The Sony Alpha E-mount 20mm f/2.8 Prime and the 18-200 f/3.5-6.3 PZ OSS lenses are both produced for use with the NEX series of digital mirrorless cameras. The 20mm, joining a 16mm, has a 35mm focal length equivalent of 30mm and focuses as close as 7.8-inch. It has a seven-blade circular curvature aiding in producing out-of-focus areas when shooting with a shallow focus. It is driven by an internal stepping motor for both the autofocus drive and aperture, resulting in a smooth motion when shooting video. Manual focus is also available. The lens retails for about $350.
The 11X zoom capabilities of the 18-200mm have been optimized for shooting video — image stabilization provides up to four stops of shake control. Both manual and autofocus options are featured, as well as the ability to shoot video with a constant speed zooming through the use of the variable speed zoom control. Internal motors have been designed so as to avoid creating sound that would interfere with audio being recorded. It retails for about $1,200.

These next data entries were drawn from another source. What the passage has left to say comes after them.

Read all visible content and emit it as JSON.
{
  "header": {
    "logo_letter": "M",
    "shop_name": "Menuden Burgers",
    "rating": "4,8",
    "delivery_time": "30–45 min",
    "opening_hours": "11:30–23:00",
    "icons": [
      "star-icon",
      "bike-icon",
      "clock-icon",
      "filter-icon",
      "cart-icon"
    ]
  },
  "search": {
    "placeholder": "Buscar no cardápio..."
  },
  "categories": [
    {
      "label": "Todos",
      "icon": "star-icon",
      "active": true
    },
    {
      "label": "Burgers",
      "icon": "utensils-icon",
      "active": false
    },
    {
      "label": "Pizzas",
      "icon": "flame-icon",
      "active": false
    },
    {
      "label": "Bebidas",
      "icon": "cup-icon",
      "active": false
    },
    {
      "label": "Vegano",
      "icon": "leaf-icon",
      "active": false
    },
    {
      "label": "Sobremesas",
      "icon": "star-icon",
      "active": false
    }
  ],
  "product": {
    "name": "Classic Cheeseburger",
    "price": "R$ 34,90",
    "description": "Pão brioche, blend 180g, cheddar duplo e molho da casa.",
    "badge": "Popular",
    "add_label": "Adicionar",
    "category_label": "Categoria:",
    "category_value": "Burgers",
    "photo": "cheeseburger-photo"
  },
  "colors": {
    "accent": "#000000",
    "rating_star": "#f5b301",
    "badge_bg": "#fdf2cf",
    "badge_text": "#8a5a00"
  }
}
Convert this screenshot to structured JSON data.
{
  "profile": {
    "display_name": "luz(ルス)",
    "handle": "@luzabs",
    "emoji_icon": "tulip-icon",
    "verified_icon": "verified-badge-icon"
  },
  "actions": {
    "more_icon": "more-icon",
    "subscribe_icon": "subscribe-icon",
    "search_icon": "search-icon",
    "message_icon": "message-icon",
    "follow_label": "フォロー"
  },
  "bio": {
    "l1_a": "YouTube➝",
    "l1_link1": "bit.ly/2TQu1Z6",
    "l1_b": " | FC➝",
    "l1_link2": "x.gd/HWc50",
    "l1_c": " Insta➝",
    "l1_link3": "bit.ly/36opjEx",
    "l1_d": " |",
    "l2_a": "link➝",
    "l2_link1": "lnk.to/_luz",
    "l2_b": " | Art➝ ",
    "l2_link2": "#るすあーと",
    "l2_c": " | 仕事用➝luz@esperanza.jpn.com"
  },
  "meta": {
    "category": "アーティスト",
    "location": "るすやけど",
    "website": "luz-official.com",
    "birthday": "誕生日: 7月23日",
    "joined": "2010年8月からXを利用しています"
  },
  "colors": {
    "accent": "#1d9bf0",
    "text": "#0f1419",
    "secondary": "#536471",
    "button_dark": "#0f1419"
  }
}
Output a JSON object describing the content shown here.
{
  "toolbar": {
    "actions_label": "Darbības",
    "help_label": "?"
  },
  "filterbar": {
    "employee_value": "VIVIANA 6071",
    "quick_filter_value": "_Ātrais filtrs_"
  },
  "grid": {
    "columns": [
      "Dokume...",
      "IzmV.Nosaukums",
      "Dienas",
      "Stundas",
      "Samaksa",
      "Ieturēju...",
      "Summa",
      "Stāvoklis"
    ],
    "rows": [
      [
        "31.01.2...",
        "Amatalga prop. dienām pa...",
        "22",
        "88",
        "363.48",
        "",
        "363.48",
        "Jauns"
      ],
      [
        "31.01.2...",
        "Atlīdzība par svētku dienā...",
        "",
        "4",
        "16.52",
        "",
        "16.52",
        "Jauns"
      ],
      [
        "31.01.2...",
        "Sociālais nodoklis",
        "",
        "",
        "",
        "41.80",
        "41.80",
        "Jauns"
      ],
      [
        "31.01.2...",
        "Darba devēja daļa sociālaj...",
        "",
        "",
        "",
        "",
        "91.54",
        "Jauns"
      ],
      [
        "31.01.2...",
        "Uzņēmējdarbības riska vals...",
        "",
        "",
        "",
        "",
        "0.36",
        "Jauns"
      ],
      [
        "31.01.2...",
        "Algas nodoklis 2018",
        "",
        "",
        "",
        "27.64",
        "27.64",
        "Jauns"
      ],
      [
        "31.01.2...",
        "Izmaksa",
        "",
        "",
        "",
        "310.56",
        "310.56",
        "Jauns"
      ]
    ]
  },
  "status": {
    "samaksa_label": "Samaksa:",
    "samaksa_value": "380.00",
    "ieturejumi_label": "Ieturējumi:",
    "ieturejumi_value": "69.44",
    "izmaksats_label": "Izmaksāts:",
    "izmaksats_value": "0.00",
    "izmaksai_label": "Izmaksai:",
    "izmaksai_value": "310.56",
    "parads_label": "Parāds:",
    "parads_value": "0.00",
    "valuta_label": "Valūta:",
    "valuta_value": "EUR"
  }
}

Tokina’s ATX 11-16mm T.3 Cine lens is designed for use by independent filmmakers working with Micro Four Thirds cameras. Heavier than the non-Cine version, it sports a f/2.8 aperture and has screw holes in the zoom/focus rings for adding operator levers. Retail is around $940.
Zeiss’ Loxia lenses are designed specifically for the Sony a7 camera and so work in a mirrorless, full-frame capacity. Precise manual focusing is enhanced via a large rotation angle. There is also a “DeClick” feature intended for smooth adjustments of the aperture while shooting video. The lens family consists of the 2/35 (35mm) and 2/50 (50mm), with prices of $1,300 and $949, respectively. Also available, and touted by Zeiss as the “best short tele lens in the world” is the Otus1.4/85, designed with an extremely large aperture for isolating subjects from the background, and has an optical correction value for eliminating almost every form of visual aberration. It retails for about $4,500.
To The Future And Beyond
Lens manufacturers continue to refine existing lenses — and so often a model will receive an upgrade in the form of an enhanced and superior replacement for an existing focal length. Lenses that are well suited for 4K video and full-frame DSLRs and MILCs are also being produced and will no doubt proliferate as new techniques strive to enhance the visual acuity of the glass. The lens industry may grind exceedingly slowly, but the results have been, and will continue to be, worth it for those looking to expand their vision through the creativity of a lens.
SIDEBAR: Renting lenses
Renting a lens can be a cost-effective method far superior to making a purchase, especially in the case where the lens is a specialty item that is not expected to experience heavy or frequent use. Lens rental houses expect compensation, but this will be far less than purchasing a lens outright. However, much as in a car rental, expect to be able to show identification and provide a deposit. This will most likely mean using a credit card, but there might be exceptions. It is also important to plan ahead as far as possible regarding your rental needs — the most local rental facility to your location might have the lens you need in a heavy rotation, or not have the lens at all. Since the lens rental is based on days, figuring in exactly how many days the lens will be needed is a necessity. However one shouldn't be influenced by the cost alone, since there is always the likelihood that the shooting will go over the time allotted. Additionally, and depending on the retail insurance cost of the lens, purchasing insurance against a mishap could also be smart. These are all things that need to be figured out prior to the actual rental.
Marshal M. Rosenthal is a technology and consumer electronics freelance writer based on the West Coast